In the entries below, every line with the string "word" is to be reported.

RECORDS FOR THE EXERCISE START

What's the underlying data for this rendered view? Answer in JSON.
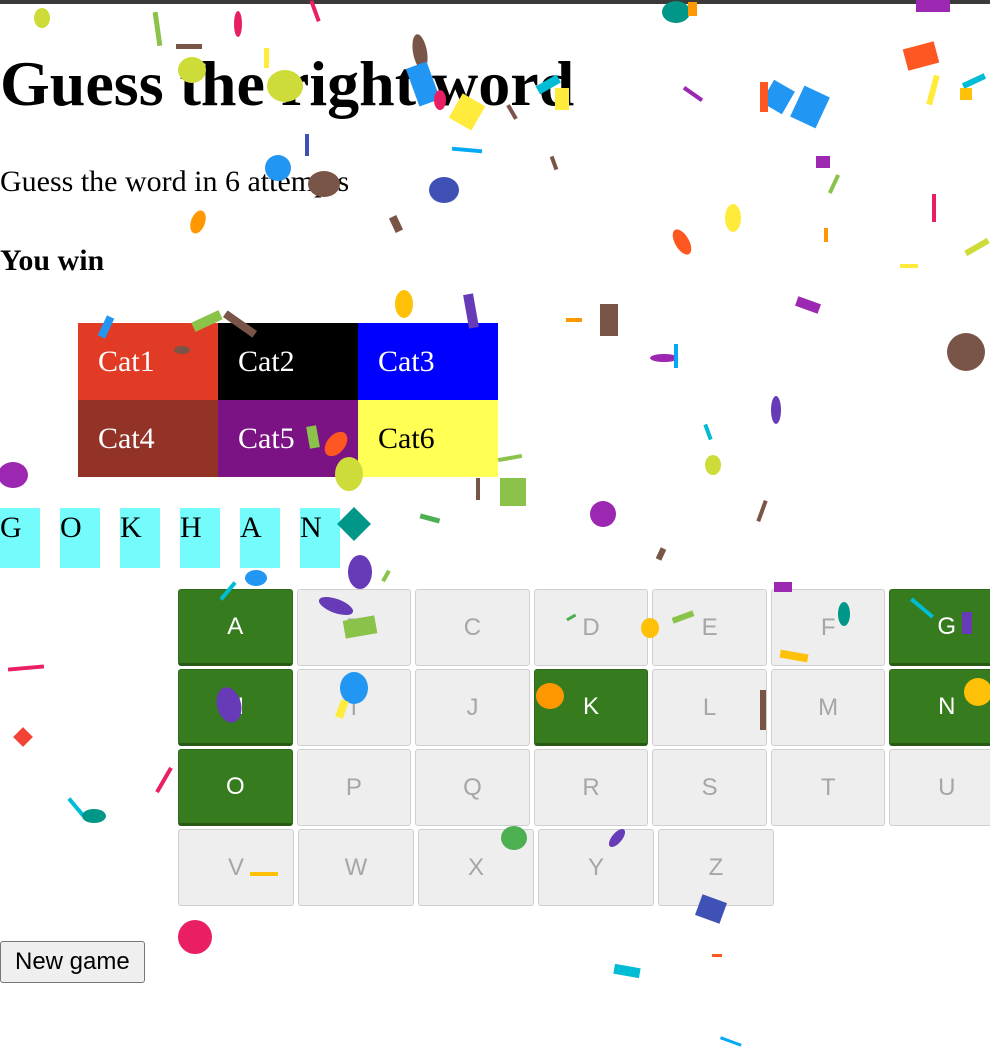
{
  "title": "Guess the right word",
  "subtitle": "Guess the word in 6 attempts",
  "status": "You win",
  "categories": [
    {
      "label": "Cat1",
      "color": "#e23b25",
      "text_color": "#ffffff"
    },
    {
      "label": "Cat2",
      "color": "#000000",
      "text_color": "#ffffff"
    },
    {
      "label": "Cat3",
      "color": "#0000ff",
      "text_color": "#ffffff"
    },
    {
      "label": "Cat4",
      "color": "#933226",
      "text_color": "#ffffff"
    },
    {
      "label": "Cat5",
      "color": "#7b1385",
      "text_color": "#ffffff"
    },
    {
      "label": "Cat6",
      "color": "#ffff54",
      "text_color": "#000000"
    }
  ],
  "word": [
    "G",
    "O",
    "K",
    "H",
    "A",
    "N"
  ],
  "keyboard": {
    "rows": [
      [
        "A",
        "B",
        "C",
        "D",
        "E",
        "F",
        "G"
      ],
      [
        "H",
        "I",
        "J",
        "K",
        "L",
        "M",
        "N"
      ],
      [
        "O",
        "P",
        "Q",
        "R",
        "S",
        "T",
        "U"
      ],
      [
        "V",
        "W",
        "X",
        "Y",
        "Z"
      ]
    ],
    "guessed": [
      "A",
      "G",
      "H",
      "K",
      "N",
      "O"
    ]
  },
  "new_game_label": "New game",
  "colors": {
    "letter_bg": "#74fcfd",
    "key_hit": "#367b1e",
    "key_idle": "#eeeeee"
  }
}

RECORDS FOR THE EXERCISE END

EXERCISE RESPONSE:
  "title": "Guess the right word",
  "subtitle": "Guess the word in 6 attempts",
  "word": [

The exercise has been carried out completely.